Ah yes, the commonly held and commonly promoted idea that the money supply must be PLENTIFUL. What a common misconception and, I might add, misunderstanding of the mechanics of money. The problem with fiat money is that it is beyond actual market influences for it rest within the political grasp of the federal government through its agency of the Federal Reserve. The idea that the supply of money must be plentiful is the promotion of fiat currency supporters, but it has little relationship to monetary and economic realities.

That fact was proven around 300 years ago by David Hume and later confirmed by Menger, Bohm-Bawerk, Bastiat, Mises, Rothbard and others. The problem with the idea that the money supply must be PLENTIFUL, is that who decides what is PLENTIFUL. Left to their own devices, governments will always seek to inflate a fiat money supply.

Hume proved that even if you doubled the amount of money in everyone’s “accounts” overnight, that the economic effects of the market would adjust the purchase value of that “extra, plentiful” supply of money and that the recipients of that supply would be no better off than before the supply was made more PLENTIFUL. It is called inflation.

There is a funny thing however about gold, since it is a unlike fiat money in just about every way, it is a commodity that has value and as a medium of exchange it retains a stable value better than any other form of money, since it is difficult to bring into production that too is a benefit. It is evident that stability in a country’s currency is vital to the economic well-being of that country. Also evident is the fact that such stability was prevalent for well over a hundred years, less a few where the government involved itself in an attempt to control the economics of this country. Inflation was almost flat for nearly 100 years, compare that to fiat currency and you can see that is not the case when it comes to fiat money, it is always subject to instability because it must be managed otherwise the system quickly falls apart. There has always been a correlation between fiat money and the rise in both inflation and debt accumulation, the same cannot be said of a gold monetary system free of government intervention. LOOK at the historical charts, which are available online and compare fiat money and gold inflationary trends, as well as debt accumulation trends under each is evident which is stable and which is not.
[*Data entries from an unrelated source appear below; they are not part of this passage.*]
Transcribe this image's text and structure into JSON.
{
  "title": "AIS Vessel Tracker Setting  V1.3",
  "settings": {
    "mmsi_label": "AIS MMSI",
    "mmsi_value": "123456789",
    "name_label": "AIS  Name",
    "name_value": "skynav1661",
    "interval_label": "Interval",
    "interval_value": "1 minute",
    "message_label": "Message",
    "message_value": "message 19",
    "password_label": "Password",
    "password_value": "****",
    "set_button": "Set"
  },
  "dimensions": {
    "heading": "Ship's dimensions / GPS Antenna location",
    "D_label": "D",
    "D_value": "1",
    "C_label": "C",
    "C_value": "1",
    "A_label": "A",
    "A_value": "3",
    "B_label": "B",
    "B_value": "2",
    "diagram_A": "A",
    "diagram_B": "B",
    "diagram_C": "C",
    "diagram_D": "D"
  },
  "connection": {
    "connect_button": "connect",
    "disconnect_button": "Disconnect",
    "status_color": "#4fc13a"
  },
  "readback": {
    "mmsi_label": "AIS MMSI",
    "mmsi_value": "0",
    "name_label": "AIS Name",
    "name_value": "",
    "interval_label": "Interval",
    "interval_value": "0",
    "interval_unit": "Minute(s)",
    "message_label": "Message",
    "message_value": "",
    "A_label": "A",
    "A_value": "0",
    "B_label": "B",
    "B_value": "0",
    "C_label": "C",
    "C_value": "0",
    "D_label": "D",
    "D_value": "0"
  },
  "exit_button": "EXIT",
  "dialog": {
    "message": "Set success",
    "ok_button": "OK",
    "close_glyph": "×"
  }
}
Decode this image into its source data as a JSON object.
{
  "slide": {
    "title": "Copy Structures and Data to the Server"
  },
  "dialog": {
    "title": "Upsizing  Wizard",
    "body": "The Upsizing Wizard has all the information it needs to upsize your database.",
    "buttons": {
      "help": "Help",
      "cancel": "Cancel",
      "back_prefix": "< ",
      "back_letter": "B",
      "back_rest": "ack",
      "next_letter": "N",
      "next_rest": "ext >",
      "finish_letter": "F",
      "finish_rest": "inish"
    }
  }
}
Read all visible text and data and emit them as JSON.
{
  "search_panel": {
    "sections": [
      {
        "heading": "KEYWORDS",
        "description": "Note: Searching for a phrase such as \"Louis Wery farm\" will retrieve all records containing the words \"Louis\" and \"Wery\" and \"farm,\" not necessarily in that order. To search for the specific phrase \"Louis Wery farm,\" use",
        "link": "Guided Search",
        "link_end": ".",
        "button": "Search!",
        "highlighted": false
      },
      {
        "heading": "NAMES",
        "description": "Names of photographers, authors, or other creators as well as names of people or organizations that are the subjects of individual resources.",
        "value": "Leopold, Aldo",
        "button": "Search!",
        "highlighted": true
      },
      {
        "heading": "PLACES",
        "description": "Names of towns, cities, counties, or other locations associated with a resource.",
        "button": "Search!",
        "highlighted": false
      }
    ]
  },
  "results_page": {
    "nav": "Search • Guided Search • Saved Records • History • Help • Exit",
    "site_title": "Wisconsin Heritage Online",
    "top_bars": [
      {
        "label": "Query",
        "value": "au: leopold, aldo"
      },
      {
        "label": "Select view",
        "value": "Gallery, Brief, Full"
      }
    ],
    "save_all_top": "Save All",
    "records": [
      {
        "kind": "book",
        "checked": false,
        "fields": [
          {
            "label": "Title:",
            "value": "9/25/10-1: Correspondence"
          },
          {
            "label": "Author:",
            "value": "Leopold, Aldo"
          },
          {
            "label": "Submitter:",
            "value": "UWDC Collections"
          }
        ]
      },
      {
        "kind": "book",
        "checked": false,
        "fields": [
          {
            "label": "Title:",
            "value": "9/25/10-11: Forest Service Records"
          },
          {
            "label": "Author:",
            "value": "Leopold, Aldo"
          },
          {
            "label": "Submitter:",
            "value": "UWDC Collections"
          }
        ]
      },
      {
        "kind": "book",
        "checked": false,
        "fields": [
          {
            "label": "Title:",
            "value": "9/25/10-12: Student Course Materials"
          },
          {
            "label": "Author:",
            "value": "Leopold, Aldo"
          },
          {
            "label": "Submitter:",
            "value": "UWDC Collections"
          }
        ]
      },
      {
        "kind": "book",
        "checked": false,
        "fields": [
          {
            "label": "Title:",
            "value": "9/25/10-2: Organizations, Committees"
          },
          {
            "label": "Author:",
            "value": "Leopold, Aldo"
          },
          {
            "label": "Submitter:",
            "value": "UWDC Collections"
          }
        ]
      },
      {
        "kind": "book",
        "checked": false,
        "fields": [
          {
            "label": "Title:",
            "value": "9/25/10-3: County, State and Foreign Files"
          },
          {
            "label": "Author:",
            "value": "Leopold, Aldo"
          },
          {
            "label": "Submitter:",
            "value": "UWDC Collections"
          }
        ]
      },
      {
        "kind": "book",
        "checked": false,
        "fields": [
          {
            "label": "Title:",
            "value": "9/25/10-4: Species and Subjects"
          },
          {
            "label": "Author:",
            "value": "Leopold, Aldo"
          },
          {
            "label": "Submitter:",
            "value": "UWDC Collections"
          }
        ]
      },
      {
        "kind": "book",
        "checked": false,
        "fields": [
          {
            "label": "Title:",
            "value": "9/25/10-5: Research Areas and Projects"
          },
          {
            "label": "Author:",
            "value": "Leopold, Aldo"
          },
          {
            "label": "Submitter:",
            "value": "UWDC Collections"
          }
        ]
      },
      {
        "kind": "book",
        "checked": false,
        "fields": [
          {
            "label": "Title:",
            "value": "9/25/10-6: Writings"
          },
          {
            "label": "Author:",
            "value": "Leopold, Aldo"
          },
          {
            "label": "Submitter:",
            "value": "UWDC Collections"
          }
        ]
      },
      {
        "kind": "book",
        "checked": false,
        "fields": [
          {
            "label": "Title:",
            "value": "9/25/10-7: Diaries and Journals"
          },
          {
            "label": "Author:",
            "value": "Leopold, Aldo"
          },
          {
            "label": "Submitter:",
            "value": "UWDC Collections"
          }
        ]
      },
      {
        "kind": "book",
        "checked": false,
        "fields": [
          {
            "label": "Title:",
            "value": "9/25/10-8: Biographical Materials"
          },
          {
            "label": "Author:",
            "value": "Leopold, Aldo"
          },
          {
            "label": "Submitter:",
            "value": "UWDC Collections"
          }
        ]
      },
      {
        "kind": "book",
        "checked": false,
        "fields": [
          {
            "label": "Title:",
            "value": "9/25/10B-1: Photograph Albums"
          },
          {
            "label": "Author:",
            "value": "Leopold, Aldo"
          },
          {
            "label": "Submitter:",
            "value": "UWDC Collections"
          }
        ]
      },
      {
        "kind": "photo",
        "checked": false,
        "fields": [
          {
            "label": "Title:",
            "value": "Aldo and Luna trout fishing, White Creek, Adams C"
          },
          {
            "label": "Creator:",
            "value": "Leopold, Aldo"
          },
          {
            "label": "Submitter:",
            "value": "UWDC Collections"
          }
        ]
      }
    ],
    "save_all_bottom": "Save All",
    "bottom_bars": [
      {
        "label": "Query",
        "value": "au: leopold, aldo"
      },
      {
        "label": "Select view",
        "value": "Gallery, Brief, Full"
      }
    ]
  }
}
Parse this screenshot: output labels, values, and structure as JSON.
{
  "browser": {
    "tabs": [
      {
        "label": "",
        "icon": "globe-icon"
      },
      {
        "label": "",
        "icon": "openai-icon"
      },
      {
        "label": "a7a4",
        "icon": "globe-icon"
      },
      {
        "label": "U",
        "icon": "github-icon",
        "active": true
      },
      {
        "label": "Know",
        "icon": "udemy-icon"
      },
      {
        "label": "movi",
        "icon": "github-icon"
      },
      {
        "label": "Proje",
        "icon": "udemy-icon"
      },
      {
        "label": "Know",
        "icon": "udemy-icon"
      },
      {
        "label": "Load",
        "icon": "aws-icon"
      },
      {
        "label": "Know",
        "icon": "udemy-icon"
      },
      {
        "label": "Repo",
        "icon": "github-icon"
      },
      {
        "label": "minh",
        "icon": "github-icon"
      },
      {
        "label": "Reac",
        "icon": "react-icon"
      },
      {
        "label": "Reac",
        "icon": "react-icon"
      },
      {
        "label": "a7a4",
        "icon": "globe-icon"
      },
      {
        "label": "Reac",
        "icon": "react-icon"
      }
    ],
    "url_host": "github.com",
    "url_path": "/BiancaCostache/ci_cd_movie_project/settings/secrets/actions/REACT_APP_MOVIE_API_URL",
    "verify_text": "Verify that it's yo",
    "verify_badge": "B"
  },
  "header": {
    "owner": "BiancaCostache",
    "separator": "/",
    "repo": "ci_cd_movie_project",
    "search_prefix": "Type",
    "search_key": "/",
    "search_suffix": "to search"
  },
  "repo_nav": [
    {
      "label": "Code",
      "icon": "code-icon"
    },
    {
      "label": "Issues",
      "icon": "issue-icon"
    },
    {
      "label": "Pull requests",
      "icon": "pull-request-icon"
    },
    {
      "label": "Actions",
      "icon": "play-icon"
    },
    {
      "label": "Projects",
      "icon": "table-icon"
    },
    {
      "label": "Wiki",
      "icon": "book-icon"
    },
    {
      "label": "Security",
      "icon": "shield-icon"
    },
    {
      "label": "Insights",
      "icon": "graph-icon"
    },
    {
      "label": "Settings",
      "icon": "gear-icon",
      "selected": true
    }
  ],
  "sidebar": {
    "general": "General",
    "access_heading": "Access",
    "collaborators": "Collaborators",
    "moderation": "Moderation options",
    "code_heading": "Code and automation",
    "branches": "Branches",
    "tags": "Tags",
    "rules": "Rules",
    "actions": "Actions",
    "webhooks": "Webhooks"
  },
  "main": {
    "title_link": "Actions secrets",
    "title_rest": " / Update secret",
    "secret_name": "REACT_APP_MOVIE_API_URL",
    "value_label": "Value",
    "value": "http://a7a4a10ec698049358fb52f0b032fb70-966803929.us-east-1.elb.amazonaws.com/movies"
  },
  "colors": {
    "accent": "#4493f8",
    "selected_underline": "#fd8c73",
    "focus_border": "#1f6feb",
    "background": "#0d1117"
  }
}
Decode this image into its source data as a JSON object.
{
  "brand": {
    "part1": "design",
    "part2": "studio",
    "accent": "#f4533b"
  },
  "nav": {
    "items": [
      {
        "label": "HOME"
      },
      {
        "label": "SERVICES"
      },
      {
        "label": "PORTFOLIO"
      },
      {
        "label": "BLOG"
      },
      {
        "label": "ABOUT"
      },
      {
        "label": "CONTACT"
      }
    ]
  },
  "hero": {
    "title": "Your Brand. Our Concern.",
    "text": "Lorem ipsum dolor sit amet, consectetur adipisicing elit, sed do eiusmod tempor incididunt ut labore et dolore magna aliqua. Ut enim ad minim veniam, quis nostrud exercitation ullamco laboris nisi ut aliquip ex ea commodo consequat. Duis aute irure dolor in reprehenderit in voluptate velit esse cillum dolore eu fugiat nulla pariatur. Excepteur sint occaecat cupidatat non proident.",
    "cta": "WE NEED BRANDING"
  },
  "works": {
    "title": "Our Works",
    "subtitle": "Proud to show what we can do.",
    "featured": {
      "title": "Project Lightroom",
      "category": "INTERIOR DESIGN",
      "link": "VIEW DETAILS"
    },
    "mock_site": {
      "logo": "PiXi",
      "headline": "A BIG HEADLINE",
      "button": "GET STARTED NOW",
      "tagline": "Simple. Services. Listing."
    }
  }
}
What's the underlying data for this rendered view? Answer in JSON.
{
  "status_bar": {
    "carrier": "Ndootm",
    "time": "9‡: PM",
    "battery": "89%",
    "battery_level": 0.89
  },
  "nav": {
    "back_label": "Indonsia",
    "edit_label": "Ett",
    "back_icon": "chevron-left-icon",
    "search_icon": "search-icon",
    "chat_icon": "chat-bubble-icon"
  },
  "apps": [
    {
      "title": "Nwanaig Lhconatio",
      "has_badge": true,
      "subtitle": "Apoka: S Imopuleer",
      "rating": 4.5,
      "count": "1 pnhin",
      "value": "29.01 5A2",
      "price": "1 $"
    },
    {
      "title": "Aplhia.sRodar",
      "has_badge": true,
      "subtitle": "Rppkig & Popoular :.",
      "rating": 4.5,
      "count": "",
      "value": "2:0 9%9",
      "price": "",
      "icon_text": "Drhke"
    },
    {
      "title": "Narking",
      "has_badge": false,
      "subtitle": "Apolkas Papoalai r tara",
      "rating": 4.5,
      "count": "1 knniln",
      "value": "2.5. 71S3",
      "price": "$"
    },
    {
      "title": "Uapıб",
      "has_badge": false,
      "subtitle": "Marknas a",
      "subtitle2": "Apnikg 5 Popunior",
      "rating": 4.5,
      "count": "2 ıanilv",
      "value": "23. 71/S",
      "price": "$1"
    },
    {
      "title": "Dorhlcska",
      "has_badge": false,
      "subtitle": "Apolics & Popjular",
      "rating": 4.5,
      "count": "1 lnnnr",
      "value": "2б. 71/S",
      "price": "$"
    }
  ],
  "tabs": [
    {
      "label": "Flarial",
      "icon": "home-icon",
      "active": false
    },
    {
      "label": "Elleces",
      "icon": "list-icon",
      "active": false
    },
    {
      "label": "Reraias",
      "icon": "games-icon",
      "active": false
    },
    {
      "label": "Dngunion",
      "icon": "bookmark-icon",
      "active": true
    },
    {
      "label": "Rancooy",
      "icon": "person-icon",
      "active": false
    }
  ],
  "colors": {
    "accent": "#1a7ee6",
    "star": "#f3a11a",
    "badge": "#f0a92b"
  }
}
So, given the choice between fiat money of any kind and gold money, I will gladly choose gold money any day. No Bill Still is no fool, he is an infiltrator, like Ellen Brown, Mike Montagne and others who would ask the People to consider trading one form of fiat oppression for yet another.

"We are not a nation, but a union, a confederacy of equal and sovereign States" John C. Calhoun